Contractions to oxygen-derived free radicals are augmented in aorta of the spontaneously hypertensive rat.

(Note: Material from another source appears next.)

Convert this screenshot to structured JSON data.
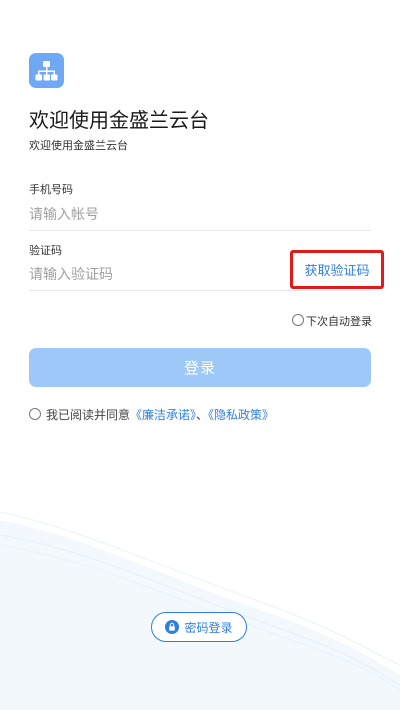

To determine if oxygen-derived free radicals are mediators of endothelium-dependent contractions to acetylcholine in the aorta of spontaneously hypertensive rats (SHR), the mechanism of contraction to xanthine plus xanthine oxidase was studied. Rings, with and without endothelium, of thoracic aorta from normotensive Wistar-Kyoto (WKY) rats and SHR were suspended in organ chambers for isometric tension recording. Oxygen-derived free radicals caused concentration-dependent contractions; these contractions were twice as large in the aortas of SHR than in WKY rats. Deferoxamine reversed the response to xanthine oxidase to a small relaxation. Either allopurinol, superoxide dismutase, or catalase, or the combination of superoxide dismutase plus catalase reduced the contractions. Diltiazem inhibited the response to xanthine oxidase; in contrast, phentolamine plus propranolol did not affect it. Indomethacin and meclofenamate, but not tranylcypromine or dazoxiben blocked the contractions. Endothelium-dependent contractions to acetylcholine in aortas from the SHR were not affected by deferoxamine or superoxide dismutase plus catalase. These data suggest that hydroxyl radicals cause contractions in the rat aorta, which are dependent on extracellular calcium and mediated by activation of the cyclooxygenase in the vascular smooth muscle. The augmented contractions in the hypertensive strain are due to an increased reactivity of the smooth muscle to oxygen-derived free radicals. However, the lack of effect of the scavengers on endothelium-dependent contractions to acetylcholine suggests that the endothelium-derived contracting factor is chemically different from oxygen-derived free radicals.
- Copyright © 1989 by American Heart Association